## Exercise instructions
Set down all of the records below exactly, please, omitting the images.

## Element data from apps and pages
________________________

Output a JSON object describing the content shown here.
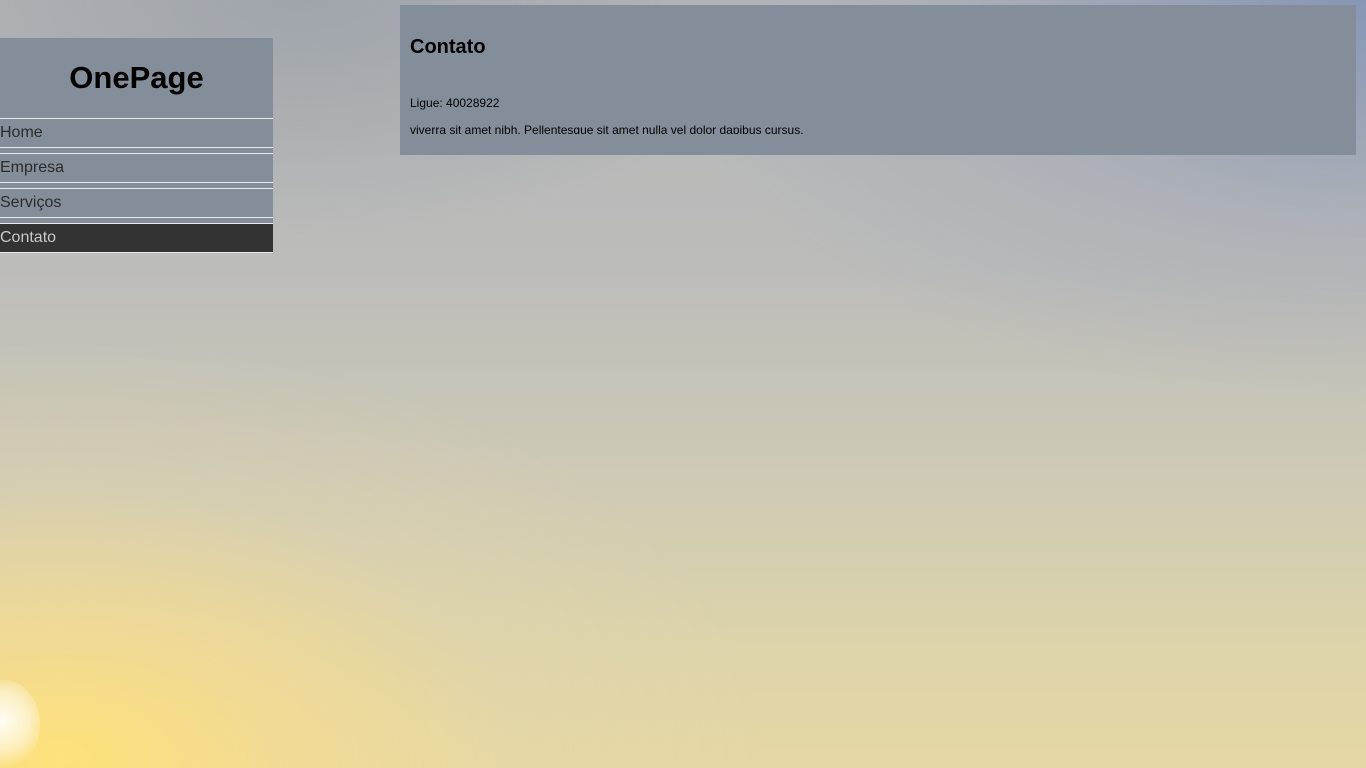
{
  "sidebar": {
    "brand": "OnePage",
    "items": [
      {
        "label": "Home",
        "active": false
      },
      {
        "label": "Empresa",
        "active": false
      },
      {
        "label": "Serviços",
        "active": false
      },
      {
        "label": "Contato",
        "active": true
      }
    ]
  },
  "content": {
    "title": "Contato",
    "phone": "Ligue: 40028922",
    "clipped_text": "viverra sit amet nibh. Pellentesque sit amet nulla vel dolor dapibus cursus."
  },
  "colors": {
    "panel_bg": "#848e9b",
    "active_item_bg": "#333333"
  }
}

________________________

## Output below
Output a JSON object describing the content shown here.
{
  "sidebar": {
    "brand": "OnePage",
    "items": [
      {
        "label": "Home",
        "active": false
      },
      {
        "label": "Empresa",
        "active": false
      },
      {
        "label": "Serviços",
        "active": false
      },
      {
        "label": "Contato",
        "active": true
      }
    ]
  },
  "content": {
    "title": "Contato",
    "phone": "Ligue: 40028922",
    "clipped_text": "viverra sit amet nibh. Pellentesque sit amet nulla vel dolor dapibus cursus."
  },
  "colors": {
    "panel_bg": "#848e9b",
    "active_item_bg": "#333333"
  }
}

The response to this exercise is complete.